Please reproduce the listing in its entirety, exactly as shown.

━━━ RAW DATA ━━━

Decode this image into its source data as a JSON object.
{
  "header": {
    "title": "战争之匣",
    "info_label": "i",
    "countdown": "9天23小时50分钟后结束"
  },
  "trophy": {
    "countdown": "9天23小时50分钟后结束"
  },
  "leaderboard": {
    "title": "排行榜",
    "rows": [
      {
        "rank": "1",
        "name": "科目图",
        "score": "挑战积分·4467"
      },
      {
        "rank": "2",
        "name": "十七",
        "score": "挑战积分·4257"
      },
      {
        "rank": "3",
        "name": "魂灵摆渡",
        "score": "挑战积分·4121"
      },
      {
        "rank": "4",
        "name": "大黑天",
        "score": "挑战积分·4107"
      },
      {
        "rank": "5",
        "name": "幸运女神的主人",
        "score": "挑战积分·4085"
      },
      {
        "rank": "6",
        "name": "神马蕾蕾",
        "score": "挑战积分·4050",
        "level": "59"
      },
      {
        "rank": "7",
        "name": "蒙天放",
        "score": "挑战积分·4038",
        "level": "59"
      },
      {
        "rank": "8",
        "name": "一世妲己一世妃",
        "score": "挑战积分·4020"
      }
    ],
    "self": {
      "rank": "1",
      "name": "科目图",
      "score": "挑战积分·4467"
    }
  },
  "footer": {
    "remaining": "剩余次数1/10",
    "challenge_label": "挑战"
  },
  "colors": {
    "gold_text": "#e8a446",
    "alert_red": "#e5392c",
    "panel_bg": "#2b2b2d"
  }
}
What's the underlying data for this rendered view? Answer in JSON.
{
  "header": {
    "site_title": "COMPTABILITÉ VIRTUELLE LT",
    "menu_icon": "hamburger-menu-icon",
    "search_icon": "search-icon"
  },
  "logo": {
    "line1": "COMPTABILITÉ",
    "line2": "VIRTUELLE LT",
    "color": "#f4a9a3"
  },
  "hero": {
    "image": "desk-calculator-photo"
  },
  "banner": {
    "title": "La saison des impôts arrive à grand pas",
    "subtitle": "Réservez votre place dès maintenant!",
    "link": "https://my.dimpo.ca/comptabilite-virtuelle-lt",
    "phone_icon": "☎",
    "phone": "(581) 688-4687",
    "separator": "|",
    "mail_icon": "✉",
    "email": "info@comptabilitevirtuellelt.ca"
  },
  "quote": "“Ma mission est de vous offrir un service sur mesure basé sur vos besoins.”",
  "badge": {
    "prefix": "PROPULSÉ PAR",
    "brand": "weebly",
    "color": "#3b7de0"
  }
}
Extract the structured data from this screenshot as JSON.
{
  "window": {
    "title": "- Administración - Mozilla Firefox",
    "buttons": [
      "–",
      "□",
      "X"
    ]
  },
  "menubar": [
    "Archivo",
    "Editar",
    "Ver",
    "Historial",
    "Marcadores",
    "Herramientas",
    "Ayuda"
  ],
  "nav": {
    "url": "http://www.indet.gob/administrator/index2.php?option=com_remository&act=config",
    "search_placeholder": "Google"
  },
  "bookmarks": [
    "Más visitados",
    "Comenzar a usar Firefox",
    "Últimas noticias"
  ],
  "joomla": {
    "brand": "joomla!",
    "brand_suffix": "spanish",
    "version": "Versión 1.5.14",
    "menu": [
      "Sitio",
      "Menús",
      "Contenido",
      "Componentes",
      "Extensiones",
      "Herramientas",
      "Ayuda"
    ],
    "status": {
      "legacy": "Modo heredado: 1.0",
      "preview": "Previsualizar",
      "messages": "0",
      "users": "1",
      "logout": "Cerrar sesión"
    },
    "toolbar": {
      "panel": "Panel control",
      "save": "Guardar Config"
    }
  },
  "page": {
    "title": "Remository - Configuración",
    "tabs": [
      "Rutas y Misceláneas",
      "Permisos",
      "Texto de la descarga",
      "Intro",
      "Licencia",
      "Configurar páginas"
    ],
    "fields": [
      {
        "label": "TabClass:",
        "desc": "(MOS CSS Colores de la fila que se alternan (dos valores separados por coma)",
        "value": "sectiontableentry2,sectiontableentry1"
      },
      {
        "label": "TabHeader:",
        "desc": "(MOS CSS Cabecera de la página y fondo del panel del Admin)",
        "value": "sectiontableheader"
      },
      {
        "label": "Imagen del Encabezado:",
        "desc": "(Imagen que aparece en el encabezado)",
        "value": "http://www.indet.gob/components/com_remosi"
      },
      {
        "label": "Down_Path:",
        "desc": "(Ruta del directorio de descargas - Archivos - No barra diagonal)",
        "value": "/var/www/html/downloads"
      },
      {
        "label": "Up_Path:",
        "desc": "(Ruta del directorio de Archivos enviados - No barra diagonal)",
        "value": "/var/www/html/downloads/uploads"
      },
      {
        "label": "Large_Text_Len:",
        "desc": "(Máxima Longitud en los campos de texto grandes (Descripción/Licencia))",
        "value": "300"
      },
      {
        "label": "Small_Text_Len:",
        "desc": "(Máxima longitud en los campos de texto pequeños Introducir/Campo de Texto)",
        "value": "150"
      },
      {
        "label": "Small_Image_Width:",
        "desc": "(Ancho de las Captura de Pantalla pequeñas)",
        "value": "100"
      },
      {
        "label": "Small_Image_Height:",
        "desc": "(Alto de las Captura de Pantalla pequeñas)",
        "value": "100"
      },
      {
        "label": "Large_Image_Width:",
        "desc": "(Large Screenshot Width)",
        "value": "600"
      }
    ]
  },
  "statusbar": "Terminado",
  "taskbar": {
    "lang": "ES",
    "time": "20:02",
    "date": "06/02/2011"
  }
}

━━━

## EXERCISE RESPONSE
Decode this image into its source data as a JSON object.
{
  "header": {
    "title": "战争之匣",
    "info_label": "i",
    "countdown": "9天23小时50分钟后结束"
  },
  "trophy": {
    "countdown": "9天23小时50分钟后结束"
  },
  "leaderboard": {
    "title": "排行榜",
    "rows": [
      {
        "rank": "1",
        "name": "科目图",
        "score": "挑战积分·4467"
      },
      {
        "rank": "2",
        "name": "十七",
        "score": "挑战积分·4257"
      },
      {
        "rank": "3",
        "name": "魂灵摆渡",
        "score": "挑战积分·4121"
      },
      {
        "rank": "4",
        "name": "大黑天",
        "score": "挑战积分·4107"
      },
      {
        "rank": "5",
        "name": "幸运女神的主人",
        "score": "挑战积分·4085"
      },
      {
        "rank": "6",
        "name": "神马蕾蕾",
        "score": "挑战积分·4050",
        "level": "59"
      },
      {
        "rank": "7",
        "name": "蒙天放",
        "score": "挑战积分·4038",
        "level": "59"
      },
      {
        "rank": "8",
        "name": "一世妲己一世妃",
        "score": "挑战积分·4020"
      }
    ],
    "self": {
      "rank": "1",
      "name": "科目图",
      "score": "挑战积分·4467"
    }
  },
  "footer": {
    "remaining": "剩余次数1/10",
    "challenge_label": "挑战"
  },
  "colors": {
    "gold_text": "#e8a446",
    "alert_red": "#e5392c",
    "panel_bg": "#2b2b2d"
  }
}
What's the underlying data for this rendered view? Answer in JSON.
{
  "header": {
    "site_title": "COMPTABILITÉ VIRTUELLE LT",
    "menu_icon": "hamburger-menu-icon",
    "search_icon": "search-icon"
  },
  "logo": {
    "line1": "COMPTABILITÉ",
    "line2": "VIRTUELLE LT",
    "color": "#f4a9a3"
  },
  "hero": {
    "image": "desk-calculator-photo"
  },
  "banner": {
    "title": "La saison des impôts arrive à grand pas",
    "subtitle": "Réservez votre place dès maintenant!",
    "link": "https://my.dimpo.ca/comptabilite-virtuelle-lt",
    "phone_icon": "☎",
    "phone": "(581) 688-4687",
    "separator": "|",
    "mail_icon": "✉",
    "email": "info@comptabilitevirtuellelt.ca"
  },
  "quote": "“Ma mission est de vous offrir un service sur mesure basé sur vos besoins.”",
  "badge": {
    "prefix": "PROPULSÉ PAR",
    "brand": "weebly",
    "color": "#3b7de0"
  }
}
Extract the structured data from this screenshot as JSON.
{
  "window": {
    "title": "- Administración - Mozilla Firefox",
    "buttons": [
      "–",
      "□",
      "X"
    ]
  },
  "menubar": [
    "Archivo",
    "Editar",
    "Ver",
    "Historial",
    "Marcadores",
    "Herramientas",
    "Ayuda"
  ],
  "nav": {
    "url": "http://www.indet.gob/administrator/index2.php?option=com_remository&act=config",
    "search_placeholder": "Google"
  },
  "bookmarks": [
    "Más visitados",
    "Comenzar a usar Firefox",
    "Últimas noticias"
  ],
  "joomla": {
    "brand": "joomla!",
    "brand_suffix": "spanish",
    "version": "Versión 1.5.14",
    "menu": [
      "Sitio",
      "Menús",
      "Contenido",
      "Componentes",
      "Extensiones",
      "Herramientas",
      "Ayuda"
    ],
    "status": {
      "legacy": "Modo heredado: 1.0",
      "preview": "Previsualizar",
      "messages": "0",
      "users": "1",
      "logout": "Cerrar sesión"
    },
    "toolbar": {
      "panel": "Panel control",
      "save": "Guardar Config"
    }
  },
  "page": {
    "title": "Remository - Configuración",
    "tabs": [
      "Rutas y Misceláneas",
      "Permisos",
      "Texto de la descarga",
      "Intro",
      "Licencia",
      "Configurar páginas"
    ],
    "fields": [
      {
        "label": "TabClass:",
        "desc": "(MOS CSS Colores de la fila que se alternan (dos valores separados por coma)",
        "value": "sectiontableentry2,sectiontableentry1"
      },
      {
        "label": "TabHeader:",
        "desc": "(MOS CSS Cabecera de la página y fondo del panel del Admin)",
        "value": "sectiontableheader"
      },
      {
        "label": "Imagen del Encabezado:",
        "desc": "(Imagen que aparece en el encabezado)",
        "value": "http://www.indet.gob/components/com_remosi"
      },
      {
        "label": "Down_Path:",
        "desc": "(Ruta del directorio de descargas - Archivos - No barra diagonal)",
        "value": "/var/www/html/downloads"
      },
      {
        "label": "Up_Path:",
        "desc": "(Ruta del directorio de Archivos enviados - No barra diagonal)",
        "value": "/var/www/html/downloads/uploads"
      },
      {
        "label": "Large_Text_Len:",
        "desc": "(Máxima Longitud en los campos de texto grandes (Descripción/Licencia))",
        "value": "300"
      },
      {
        "label": "Small_Text_Len:",
        "desc": "(Máxima longitud en los campos de texto pequeños Introducir/Campo de Texto)",
        "value": "150"
      },
      {
        "label": "Small_Image_Width:",
        "desc": "(Ancho de las Captura de Pantalla pequeñas)",
        "value": "100"
      },
      {
        "label": "Small_Image_Height:",
        "desc": "(Alto de las Captura de Pantalla pequeñas)",
        "value": "100"
      },
      {
        "label": "Large_Image_Width:",
        "desc": "(Large Screenshot Width)",
        "value": "600"
      }
    ]
  },
  "statusbar": "Terminado",
  "taskbar": {
    "lang": "ES",
    "time": "20:02",
    "date": "06/02/2011"
  }
}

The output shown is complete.